As of 2007, the National Weather Service uses the Enhanced Fujita scale (EF-scale)  to rate tornadoes.

 

Tornado Myths

  • Hills and mountains prevent tornadoes. This widespread myth has probably gotten many people killed because they felt their community was immune from tornadoes. While terrain does play a factor in tornado development and our local geography is generally not tornado friendly, the hills and mountains of East Tennessee do not protect us from tornadoes.
  • Opening windows will prevent damage. Untrue. If a tornado strikes, it will likely blow your windows out, anyway. Do not waste previous time opening windows when you could be seeking shelter.
  • Sirens will sound when a tornado is coming. Most cities and town in East Tennessee do not have sirens capable of alerting the public to severe weather. Even if they did, sirens are difficult to hear indoors and even outdoors due to our terrain. The best way to be alerted to severe weather is by NOAA Weather Radio.

 

Tornado Facts:

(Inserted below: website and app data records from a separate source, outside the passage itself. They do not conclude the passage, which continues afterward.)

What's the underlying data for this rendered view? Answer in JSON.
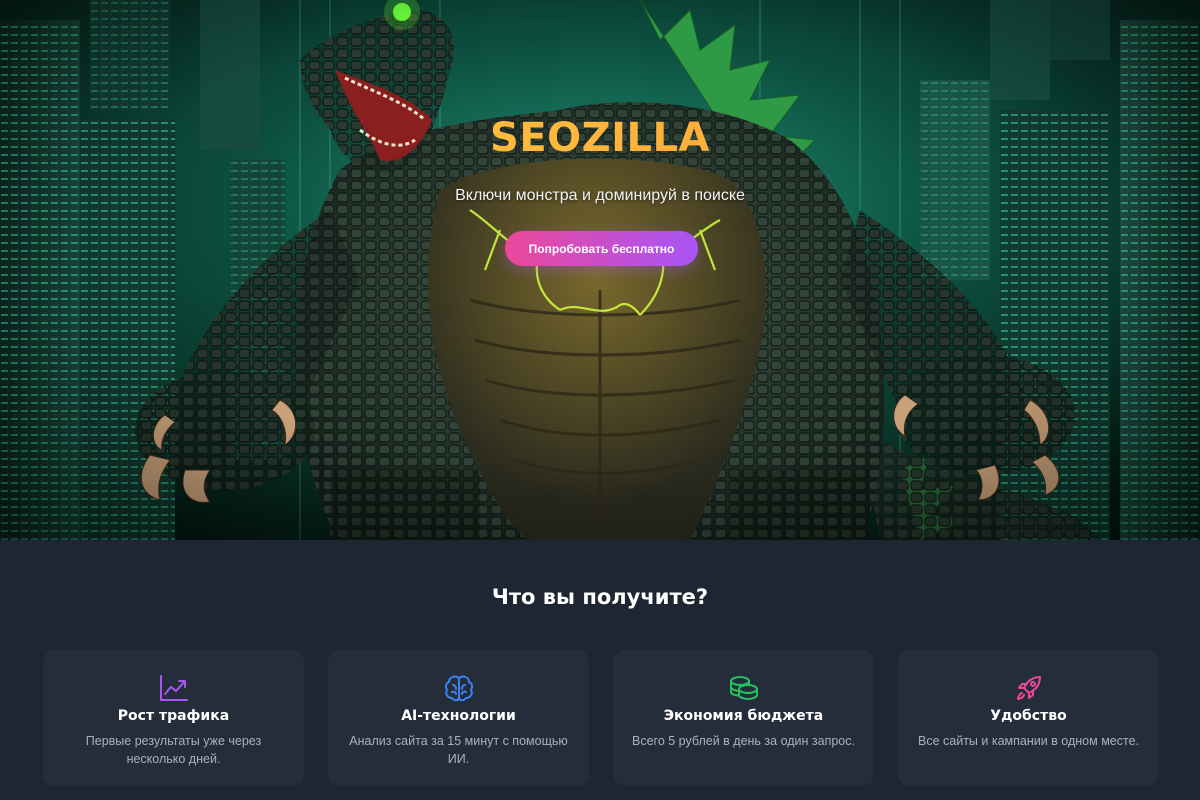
{
  "hero": {
    "title": "SEOZILLA",
    "subtitle": "Включи монстра и доминируй в поиске",
    "cta_label": "Попробовать бесплатно"
  },
  "features": {
    "heading": "Что вы получите?",
    "items": [
      {
        "icon": "chart-trending-up-icon",
        "color": "#a855f7",
        "title": "Рост трафика",
        "text": "Первые результаты уже через несколько дней."
      },
      {
        "icon": "brain-icon",
        "color": "#3b82f6",
        "title": "AI-технологии",
        "text": "Анализ сайта за 15 минут с помощью ИИ."
      },
      {
        "icon": "coins-icon",
        "color": "#22c55e",
        "title": "Экономия бюджета",
        "text": "Всего 5 рублей в день за один запрос."
      },
      {
        "icon": "rocket-icon",
        "color": "#ec4899",
        "title": "Удобство",
        "text": "Все сайты и кампании в одном месте."
      }
    ]
  },
  "colors": {
    "title_gradient_start": "#ffd54a",
    "title_gradient_end": "#ff8a3d",
    "cta_gradient_start": "#ec4899",
    "cta_gradient_end": "#a855f7",
    "features_background": "#1e2533",
    "card_background": "#252d3b"
  }
}
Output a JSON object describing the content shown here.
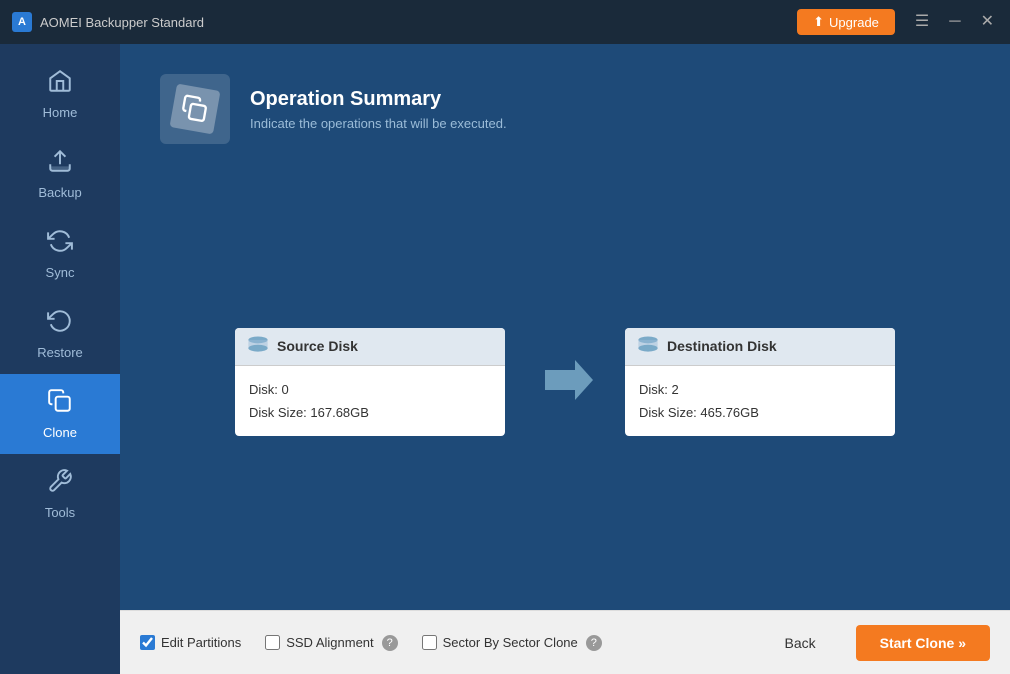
{
  "titleBar": {
    "appTitle": "AOMEI Backupper Standard",
    "upgradeLabel": "Upgrade",
    "menuIcon": "☰",
    "minimizeIcon": "─",
    "closeIcon": "✕"
  },
  "sidebar": {
    "items": [
      {
        "id": "home",
        "label": "Home",
        "icon": "🏠",
        "active": false
      },
      {
        "id": "backup",
        "label": "Backup",
        "icon": "📤",
        "active": false
      },
      {
        "id": "sync",
        "label": "Sync",
        "icon": "🔄",
        "active": false
      },
      {
        "id": "restore",
        "label": "Restore",
        "icon": "🔃",
        "active": false
      },
      {
        "id": "clone",
        "label": "Clone",
        "icon": "📋",
        "active": true
      },
      {
        "id": "tools",
        "label": "Tools",
        "icon": "🔧",
        "active": false
      }
    ]
  },
  "operationSummary": {
    "title": "Operation Summary",
    "subtitle": "Indicate the operations that will be executed."
  },
  "sourceDisk": {
    "header": "Source Disk",
    "line1": "Disk: 0",
    "line2": "Disk Size: 167.68GB"
  },
  "destinationDisk": {
    "header": "Destination Disk",
    "line1": "Disk: 2",
    "line2": "Disk Size: 465.76GB"
  },
  "footer": {
    "editPartitionsLabel": "Edit Partitions",
    "ssdAlignmentLabel": "SSD Alignment",
    "sectorBySectorLabel": "Sector By Sector Clone",
    "backLabel": "Back",
    "startCloneLabel": "Start Clone »"
  }
}
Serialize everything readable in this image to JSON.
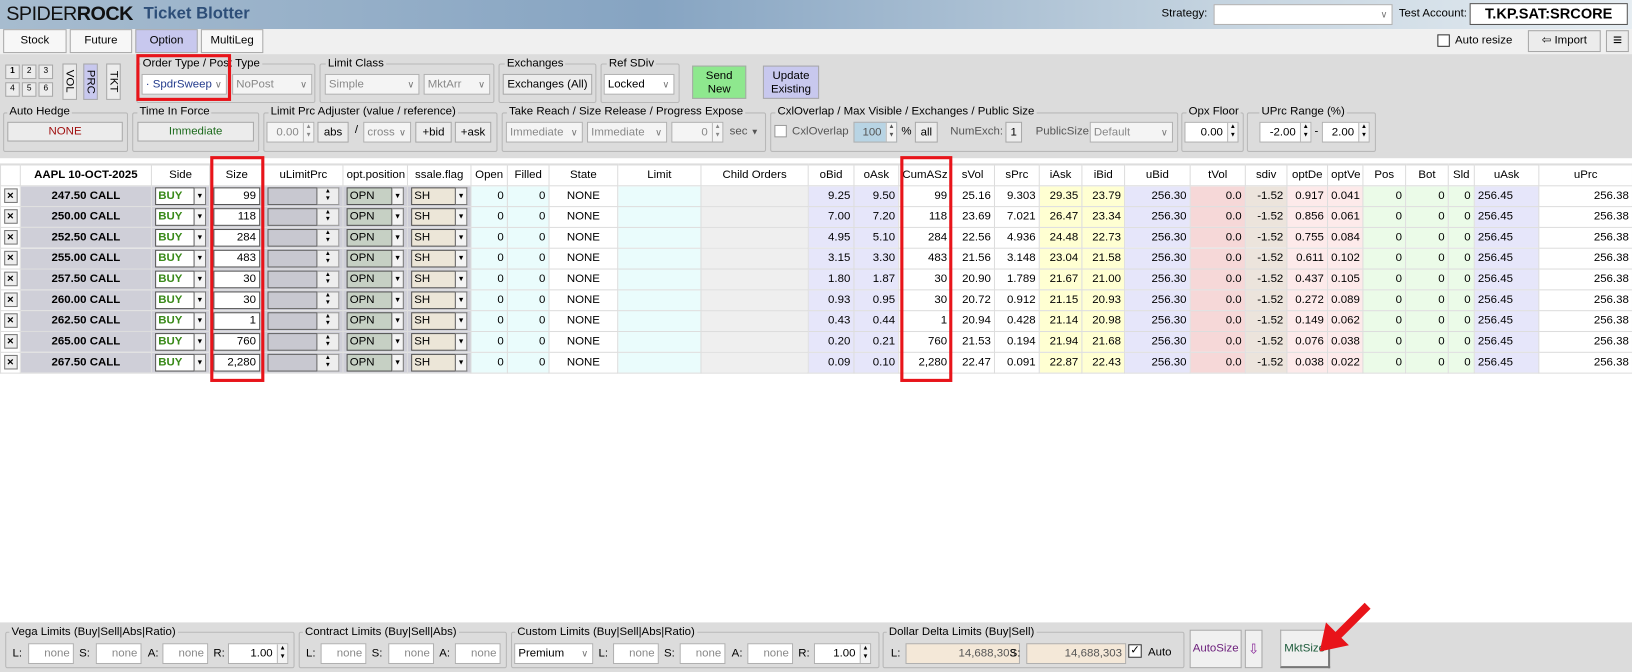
{
  "app": {
    "brand_light": "SPIDER",
    "brand_bold": "ROCK",
    "title": "Ticket Blotter"
  },
  "header": {
    "strategy_label": "Strategy:",
    "strategy_value": "",
    "test_account_label": "Test Account:",
    "test_account_value": "T.KP.SAT:SRCORE"
  },
  "tabs": [
    {
      "label": "Stock"
    },
    {
      "label": "Future"
    },
    {
      "label": "Option",
      "selected": true
    },
    {
      "label": "MultiLeg"
    }
  ],
  "toolbar_right": {
    "auto_resize_label": "Auto resize",
    "auto_resize_checked": false,
    "import_label": "Import",
    "menu_icon": "hamburger-icon"
  },
  "presets": [
    "1",
    "2",
    "3",
    "4",
    "5",
    "6"
  ],
  "modes": [
    "VOL",
    "PRC",
    "TKT"
  ],
  "order_type": {
    "label": "Order Type / Post Type",
    "value": "SpdrSweep",
    "post_value": "NoPost"
  },
  "limit_class": {
    "label": "Limit Class",
    "value": "Simple",
    "value2": "MktArr"
  },
  "exchanges": {
    "label": "Exchanges",
    "button": "Exchanges (All)"
  },
  "ref_sdiv": {
    "label": "Ref SDiv",
    "value": "Locked"
  },
  "send_new": {
    "line1": "Send",
    "line2": "New",
    "color": "#8ee88e"
  },
  "update_existing": {
    "line1": "Update",
    "line2": "Existing",
    "color": "#c8c8ee"
  },
  "auto_hedge": {
    "label": "Auto Hedge",
    "value": "NONE"
  },
  "time_in_force": {
    "label": "Time In Force",
    "value": "Immediate"
  },
  "limit_adj": {
    "label": "Limit Prc Adjuster (value / reference)",
    "value": "0.00",
    "abs": "abs",
    "slash": "/",
    "ref": "cross",
    "bid": "+bid",
    "ask": "+ask"
  },
  "take_reach": {
    "label": "Take Reach / Size Release / Progress Expose",
    "v1": "Immediate",
    "v2": "Immediate",
    "v3": "0",
    "unit": "sec"
  },
  "cxl": {
    "label": "CxlOverlap / Max Visible / Exchanges / Public Size",
    "cxl_label": "CxlOverlap",
    "max_visible": "100",
    "pct": "%",
    "all": "all",
    "numexch_label": "NumExch:",
    "numexch": "1",
    "public_label": "PublicSize:",
    "public_value": "Default"
  },
  "opx_floor": {
    "label": "Opx Floor",
    "value": "0.00"
  },
  "uprc_range": {
    "label": "UPrc Range (%)",
    "low": "-2.00",
    "dash": "-",
    "high": "2.00"
  },
  "table": {
    "columns": [
      "",
      "AAPL 10-OCT-2025",
      "Side",
      "Size",
      "uLimitPrc",
      "opt.position",
      "ssale.flag",
      "Open",
      "Filled",
      "State",
      "Limit",
      "Child Orders",
      "oBid",
      "oAsk",
      "CumASz",
      "sVol",
      "sPrc",
      "iAsk",
      "iBid",
      "uBid",
      "tVol",
      "sdiv",
      "optDe",
      "optVe",
      "Pos",
      "Bot",
      "Sld",
      "uAsk",
      "uPrc"
    ],
    "rows": [
      {
        "name": "247.50 CALL",
        "side": "BUY",
        "size": "99",
        "pos": "OPN",
        "ssale": "SH",
        "open": "0",
        "filled": "0",
        "state": "NONE",
        "limit": "",
        "child": "",
        "obid": "9.25",
        "oask": "9.50",
        "cum": "99",
        "svol": "25.16",
        "sprc": "9.303",
        "iask": "29.35",
        "ibid": "23.79",
        "ubid": "256.30",
        "tvol": "0.0",
        "sdiv": "-1.52",
        "optde": "0.917",
        "optve": "0.041",
        "p": "0",
        "bot": "0",
        "sld": "0",
        "uask": "256.45",
        "uprc": "256.38"
      },
      {
        "name": "250.00 CALL",
        "side": "BUY",
        "size": "118",
        "pos": "OPN",
        "ssale": "SH",
        "open": "0",
        "filled": "0",
        "state": "NONE",
        "limit": "",
        "child": "",
        "obid": "7.00",
        "oask": "7.20",
        "cum": "118",
        "svol": "23.69",
        "sprc": "7.021",
        "iask": "26.47",
        "ibid": "23.34",
        "ubid": "256.30",
        "tvol": "0.0",
        "sdiv": "-1.52",
        "optde": "0.856",
        "optve": "0.061",
        "p": "0",
        "bot": "0",
        "sld": "0",
        "uask": "256.45",
        "uprc": "256.38"
      },
      {
        "name": "252.50 CALL",
        "side": "BUY",
        "size": "284",
        "pos": "OPN",
        "ssale": "SH",
        "open": "0",
        "filled": "0",
        "state": "NONE",
        "limit": "",
        "child": "",
        "obid": "4.95",
        "oask": "5.10",
        "cum": "284",
        "svol": "22.56",
        "sprc": "4.936",
        "iask": "24.48",
        "ibid": "22.73",
        "ubid": "256.30",
        "tvol": "0.0",
        "sdiv": "-1.52",
        "optde": "0.755",
        "optve": "0.084",
        "p": "0",
        "bot": "0",
        "sld": "0",
        "uask": "256.45",
        "uprc": "256.38"
      },
      {
        "name": "255.00 CALL",
        "side": "BUY",
        "size": "483",
        "pos": "OPN",
        "ssale": "SH",
        "open": "0",
        "filled": "0",
        "state": "NONE",
        "limit": "",
        "child": "",
        "obid": "3.15",
        "oask": "3.30",
        "cum": "483",
        "svol": "21.56",
        "sprc": "3.148",
        "iask": "23.04",
        "ibid": "21.58",
        "ubid": "256.30",
        "tvol": "0.0",
        "sdiv": "-1.52",
        "optde": "0.611",
        "optve": "0.102",
        "p": "0",
        "bot": "0",
        "sld": "0",
        "uask": "256.45",
        "uprc": "256.38"
      },
      {
        "name": "257.50 CALL",
        "side": "BUY",
        "size": "30",
        "pos": "OPN",
        "ssale": "SH",
        "open": "0",
        "filled": "0",
        "state": "NONE",
        "limit": "",
        "child": "",
        "obid": "1.80",
        "oask": "1.87",
        "cum": "30",
        "svol": "20.90",
        "sprc": "1.789",
        "iask": "21.67",
        "ibid": "21.00",
        "ubid": "256.30",
        "tvol": "0.0",
        "sdiv": "-1.52",
        "optde": "0.437",
        "optve": "0.105",
        "p": "0",
        "bot": "0",
        "sld": "0",
        "uask": "256.45",
        "uprc": "256.38"
      },
      {
        "name": "260.00 CALL",
        "side": "BUY",
        "size": "30",
        "pos": "OPN",
        "ssale": "SH",
        "open": "0",
        "filled": "0",
        "state": "NONE",
        "limit": "",
        "child": "",
        "obid": "0.93",
        "oask": "0.95",
        "cum": "30",
        "svol": "20.72",
        "sprc": "0.912",
        "iask": "21.15",
        "ibid": "20.93",
        "ubid": "256.30",
        "tvol": "0.0",
        "sdiv": "-1.52",
        "optde": "0.272",
        "optve": "0.089",
        "p": "0",
        "bot": "0",
        "sld": "0",
        "uask": "256.45",
        "uprc": "256.38"
      },
      {
        "name": "262.50 CALL",
        "side": "BUY",
        "size": "1",
        "pos": "OPN",
        "ssale": "SH",
        "open": "0",
        "filled": "0",
        "state": "NONE",
        "limit": "",
        "child": "",
        "obid": "0.43",
        "oask": "0.44",
        "cum": "1",
        "svol": "20.94",
        "sprc": "0.428",
        "iask": "21.14",
        "ibid": "20.98",
        "ubid": "256.30",
        "tvol": "0.0",
        "sdiv": "-1.52",
        "optde": "0.149",
        "optve": "0.062",
        "p": "0",
        "bot": "0",
        "sld": "0",
        "uask": "256.45",
        "uprc": "256.38"
      },
      {
        "name": "265.00 CALL",
        "side": "BUY",
        "size": "760",
        "pos": "OPN",
        "ssale": "SH",
        "open": "0",
        "filled": "0",
        "state": "NONE",
        "limit": "",
        "child": "",
        "obid": "0.20",
        "oask": "0.21",
        "cum": "760",
        "svol": "21.53",
        "sprc": "0.194",
        "iask": "21.94",
        "ibid": "21.68",
        "ubid": "256.30",
        "tvol": "0.0",
        "sdiv": "-1.52",
        "optde": "0.076",
        "optve": "0.038",
        "p": "0",
        "bot": "0",
        "sld": "0",
        "uask": "256.45",
        "uprc": "256.38"
      },
      {
        "name": "267.50 CALL",
        "side": "BUY",
        "size": "2,280",
        "pos": "OPN",
        "ssale": "SH",
        "open": "0",
        "filled": "0",
        "state": "NONE",
        "limit": "",
        "child": "",
        "obid": "0.09",
        "oask": "0.10",
        "cum": "2,280",
        "svol": "22.47",
        "sprc": "0.091",
        "iask": "22.87",
        "ibid": "22.43",
        "ubid": "256.30",
        "tvol": "0.0",
        "sdiv": "-1.52",
        "optde": "0.038",
        "optve": "0.022",
        "p": "0",
        "bot": "0",
        "sld": "0",
        "uask": "256.45",
        "uprc": "256.38"
      }
    ]
  },
  "bottom": {
    "vega": {
      "label": "Vega Limits (Buy|Sell|Abs|Ratio)",
      "l": "L:",
      "s": "S:",
      "a": "A:",
      "r": "R:",
      "lv": "none",
      "sv": "none",
      "av": "none",
      "rv": "1.00"
    },
    "contract": {
      "label": "Contract Limits (Buy|Sell|Abs)",
      "l": "L:",
      "s": "S:",
      "a": "A:",
      "lv": "none",
      "sv": "none",
      "av": "none"
    },
    "custom": {
      "label": "Custom Limits (Buy|Sell|Abs|Ratio)",
      "type": "Premium",
      "l": "L:",
      "s": "S:",
      "a": "A:",
      "r": "R:",
      "lv": "none",
      "sv": "none",
      "av": "none",
      "rv": "1.00"
    },
    "dollar_delta": {
      "label": "Dollar Delta Limits (Buy|Sell)",
      "l": "L:",
      "s": "S:",
      "lv": "14,688,303",
      "sv": "14,688,303",
      "auto_label": "Auto",
      "auto_checked": true
    },
    "autosize": "AutoSize",
    "mktsize": "MktSize"
  },
  "annotation_color": "#e8141a"
}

  • Tornadoes can occur any time of day, any day of the year
  • Tornadoes may appear nearly transparent until dust and debris are picked up or a clouds forms withing the funnel.
  • The average tornado moves from southwest to northeast, but tornadoes can move in any direction and can suddenly change their direction.
  • Tornadoes can travel up to 70 mph and can feature winds over 200 mph.
  • Tornadoes can accompany tropical storms and hurricanes as they move onto land.
  • Waterspouts are tornadoes that form over water. They can move onshore and cause damage to coastal area.